[Items from an interface collection]
════

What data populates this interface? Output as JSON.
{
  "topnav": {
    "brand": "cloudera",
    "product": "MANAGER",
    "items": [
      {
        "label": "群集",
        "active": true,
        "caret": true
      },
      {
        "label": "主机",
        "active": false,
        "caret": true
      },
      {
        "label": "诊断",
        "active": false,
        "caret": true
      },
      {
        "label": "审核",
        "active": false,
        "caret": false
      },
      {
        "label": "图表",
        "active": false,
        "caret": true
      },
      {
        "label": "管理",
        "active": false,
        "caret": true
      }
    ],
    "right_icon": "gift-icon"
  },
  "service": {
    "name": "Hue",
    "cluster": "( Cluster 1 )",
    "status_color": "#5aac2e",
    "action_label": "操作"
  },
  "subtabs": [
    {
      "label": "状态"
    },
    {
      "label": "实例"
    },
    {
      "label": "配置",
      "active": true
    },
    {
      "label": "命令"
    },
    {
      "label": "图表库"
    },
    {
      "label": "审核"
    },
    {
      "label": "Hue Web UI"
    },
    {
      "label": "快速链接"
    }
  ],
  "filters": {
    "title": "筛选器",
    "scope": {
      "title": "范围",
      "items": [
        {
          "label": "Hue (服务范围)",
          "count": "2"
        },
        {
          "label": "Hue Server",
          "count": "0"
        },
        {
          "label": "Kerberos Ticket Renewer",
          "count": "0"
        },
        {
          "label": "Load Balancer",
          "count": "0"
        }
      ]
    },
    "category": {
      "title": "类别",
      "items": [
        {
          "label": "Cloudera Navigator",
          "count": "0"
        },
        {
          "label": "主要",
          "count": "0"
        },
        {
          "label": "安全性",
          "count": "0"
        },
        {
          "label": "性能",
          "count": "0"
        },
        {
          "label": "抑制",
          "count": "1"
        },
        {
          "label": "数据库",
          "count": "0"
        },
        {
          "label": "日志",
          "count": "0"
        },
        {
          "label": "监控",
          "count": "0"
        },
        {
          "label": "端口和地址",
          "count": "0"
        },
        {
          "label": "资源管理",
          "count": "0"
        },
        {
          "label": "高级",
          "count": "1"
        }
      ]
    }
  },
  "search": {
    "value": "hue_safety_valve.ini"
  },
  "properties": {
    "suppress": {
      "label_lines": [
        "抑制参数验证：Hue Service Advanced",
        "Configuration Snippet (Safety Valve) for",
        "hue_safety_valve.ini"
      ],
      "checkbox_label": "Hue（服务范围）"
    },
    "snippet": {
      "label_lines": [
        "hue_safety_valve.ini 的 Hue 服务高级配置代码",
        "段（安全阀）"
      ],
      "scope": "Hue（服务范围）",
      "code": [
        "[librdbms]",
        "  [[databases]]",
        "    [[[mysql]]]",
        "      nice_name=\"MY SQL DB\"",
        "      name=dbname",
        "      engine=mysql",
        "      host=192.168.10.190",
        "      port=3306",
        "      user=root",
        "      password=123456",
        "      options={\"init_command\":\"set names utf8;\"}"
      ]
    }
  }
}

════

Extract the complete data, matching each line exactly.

What data populates this interface? Output as JSON.
{
  "topnav": {
    "brand": "cloudera",
    "product": "MANAGER",
    "items": [
      {
        "label": "群集",
        "active": true,
        "caret": true
      },
      {
        "label": "主机",
        "active": false,
        "caret": true
      },
      {
        "label": "诊断",
        "active": false,
        "caret": true
      },
      {
        "label": "审核",
        "active": false,
        "caret": false
      },
      {
        "label": "图表",
        "active": false,
        "caret": true
      },
      {
        "label": "管理",
        "active": false,
        "caret": true
      }
    ],
    "right_icon": "gift-icon"
  },
  "service": {
    "name": "Hue",
    "cluster": "( Cluster 1 )",
    "status_color": "#5aac2e",
    "action_label": "操作"
  },
  "subtabs": [
    {
      "label": "状态"
    },
    {
      "label": "实例"
    },
    {
      "label": "配置",
      "active": true
    },
    {
      "label": "命令"
    },
    {
      "label": "图表库"
    },
    {
      "label": "审核"
    },
    {
      "label": "Hue Web UI"
    },
    {
      "label": "快速链接"
    }
  ],
  "filters": {
    "title": "筛选器",
    "scope": {
      "title": "范围",
      "items": [
        {
          "label": "Hue (服务范围)",
          "count": "2"
        },
        {
          "label": "Hue Server",
          "count": "0"
        },
        {
          "label": "Kerberos Ticket Renewer",
          "count": "0"
        },
        {
          "label": "Load Balancer",
          "count": "0"
        }
      ]
    },
    "category": {
      "title": "类别",
      "items": [
        {
          "label": "Cloudera Navigator",
          "count": "0"
        },
        {
          "label": "主要",
          "count": "0"
        },
        {
          "label": "安全性",
          "count": "0"
        },
        {
          "label": "性能",
          "count": "0"
        },
        {
          "label": "抑制",
          "count": "1"
        },
        {
          "label": "数据库",
          "count": "0"
        },
        {
          "label": "日志",
          "count": "0"
        },
        {
          "label": "监控",
          "count": "0"
        },
        {
          "label": "端口和地址",
          "count": "0"
        },
        {
          "label": "资源管理",
          "count": "0"
        },
        {
          "label": "高级",
          "count": "1"
        }
      ]
    }
  },
  "search": {
    "value": "hue_safety_valve.ini"
  },
  "properties": {
    "suppress": {
      "label_lines": [
        "抑制参数验证：Hue Service Advanced",
        "Configuration Snippet (Safety Valve) for",
        "hue_safety_valve.ini"
      ],
      "checkbox_label": "Hue（服务范围）"
    },
    "snippet": {
      "label_lines": [
        "hue_safety_valve.ini 的 Hue 服务高级配置代码",
        "段（安全阀）"
      ],
      "scope": "Hue（服务范围）",
      "code": [
        "[librdbms]",
        "  [[databases]]",
        "    [[[mysql]]]",
        "      nice_name=\"MY SQL DB\"",
        "      name=dbname",
        "      engine=mysql",
        "      host=192.168.10.190",
        "      port=3306",
        "      user=root",
        "      password=123456",
        "      options={\"init_command\":\"set names utf8;\"}"
      ]
    }
  }
}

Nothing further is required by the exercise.